The numbers are encouraging for Alaska — and Ketchikan in particular.

As of Thursday, Ketchikan had not seen a positive test result for COVID-19 since April 20.

And, from April 20 through May 20, the State of Alaska had recorded just 81 Alaska cases statewide, an average of 2.61 per day. No state in the country has a lower overall total than Alaska’s count of 402 cases. And of those 402 individuals, 356 are listed as having recovered.

It’s numbers like these that have encouraged Gov. Mike Dunleavy to lift COVID-19 related state restrictions on businesses, houses of worship, libraries, museums, and recreation and sports activities beginning Friday.

The action seems appropriate, especially in areas of the state such as Ketchikan where increased testing has produced no new positive results in more than four weeks. The risks remain, but they are low at present.

It’s important to understand some of the factors that have reduced the risks here.

In Ketchikan, the early cases were identified quickly. State and local actions closed local schools, municipal facilities and a lot of businesses. Many residents have been conscientious in taking measures to reduce the spread and “flatten the curve.”

Also, Ketchikan, as an island community, likely benefited from being mostly sealed off from the outside world because of significantly reduced air travel and the absence of mainline ferry transportation.

Alaska, too, has had a similar “island effect” because of its geography and mandates regarding intrastate and interstate travel.

This relative absence of travel has reduced the opportunities for COVID-19 to hitch new rides into Alaska.

However, Alaska and Ketchikan aren’t truly open for business without the travel that has brought so much fresh revenue into the state and community.

That’s where the difficult decisions come in.

Understanding the economic importance of commercial fishing in Alaska, the industry is working with the state and local communities to develop plans to reduce the risks of fishery participants bringing COVID-19 into the state. We’ve seen the results of some of those plans in recent days as testing programs have detected COVID-19 cases early while the individuals were still in the initial quarantine periods.

It’s good to see the state and industry taking this seriously, understanding that an outbreak could result in closed fisheries, closed processing plants, and the spread of COVID-19 in Alaska communities — some of which don’t have the health care capacity to fully respond. There are a lot of participants in the fisheries, and that’s a lot of people to trust to take responsibility to protect themselves, their workmates and the areas in which they operate.

The cruise industry, too, presents an array of complex issues when considering the protection of crews, passengers, and the residents of port communities and beyond. How best to proceed?

Regarding air travel, the state’s mandatory 14-day quarantine for people arriving in Alaska from Outside remains in effect through June 2. The requirement certainly has dampened the demand for visitor-related travel into the state. If the mandate is changed on June 2, it will be interesting to see whether it’s fully rescinded or will continue with lesser requirements.

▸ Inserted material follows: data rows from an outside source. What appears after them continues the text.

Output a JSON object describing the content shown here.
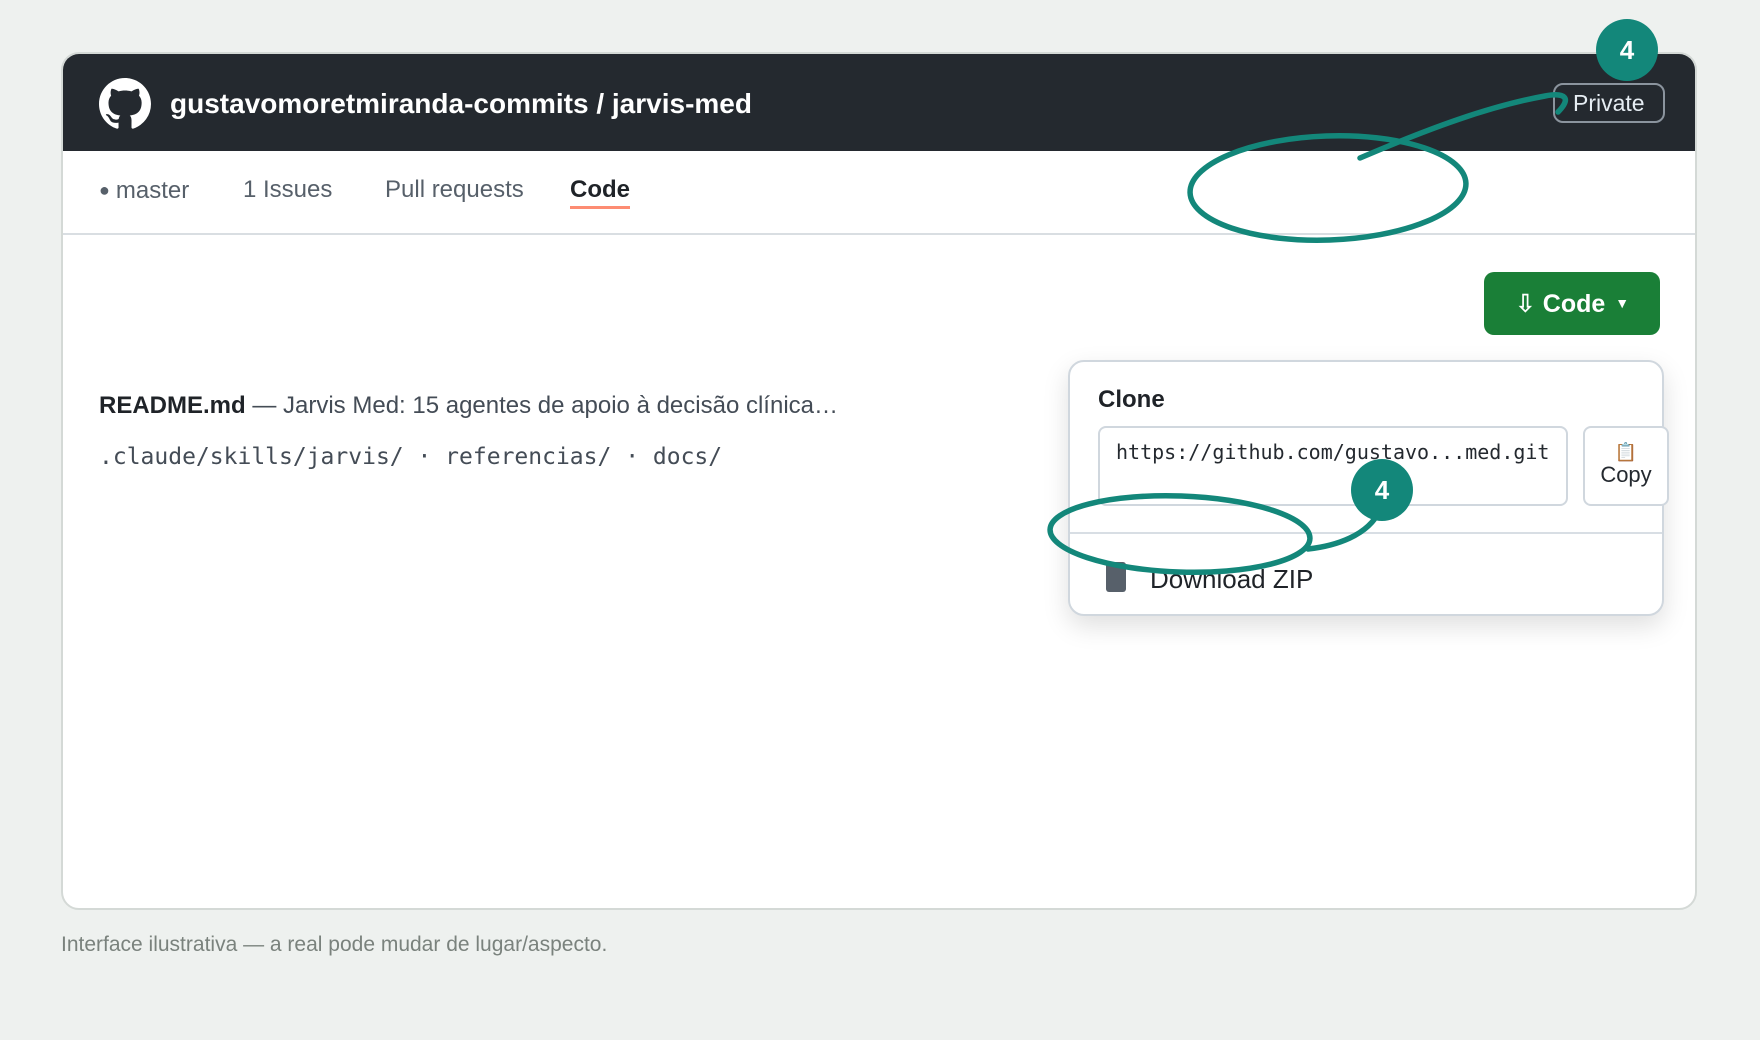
{
  "header": {
    "owner": "gustavomoretmiranda-commits",
    "separator": " / ",
    "repo": "jarvis-med",
    "visibility": "Private"
  },
  "nav": {
    "items": [
      {
        "label": "master",
        "dot": "●"
      },
      {
        "label": "1 Issues"
      },
      {
        "label": "Pull requests"
      },
      {
        "label": "Code",
        "active": true
      }
    ]
  },
  "code_button": {
    "icon": "⇩",
    "label": "Code",
    "caret": "▼"
  },
  "readme": {
    "filename": "README.md",
    "description": " — Jarvis Med: 15 agentes de apoio à decisão clínica…"
  },
  "paths": ".claude/skills/jarvis/ · referencias/ · docs/",
  "clone_popup": {
    "title": "Clone",
    "url": "https://github.com/gustavo...med.git",
    "copy_label": "Copy",
    "copy_icon": "📋",
    "download_label": "Download ZIP"
  },
  "annotations": [
    {
      "number": "4"
    },
    {
      "number": "4"
    }
  ],
  "footnote": "Interface ilustrativa — a real pode mudar de lugar/aspecto.",
  "colors": {
    "header_bg": "#24292f",
    "code_button": "#1a7f37",
    "tab_underline": "#fd8c73",
    "annotation": "#13877a"
  }
}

As Dunleavy correctly notes, COVID-19 isn’t going away and there’s no vaccine or cure likely in the near future. The state shut things down early and hard to give time to build up health care capacity, which has occurred. As things open back up, more cases are anticipated. The governor says the state will be vigilant in responding to “spikes” in cases, but “the virus is with us. We must function with it and manage it.”

That’s going to take a lot of people being responsible for their actions, not only the actions that affect themselves but those that might affect others. It’s not going to be easy, but it’s the best hope we have for maintaining health in the community, and restoring strength to the economy.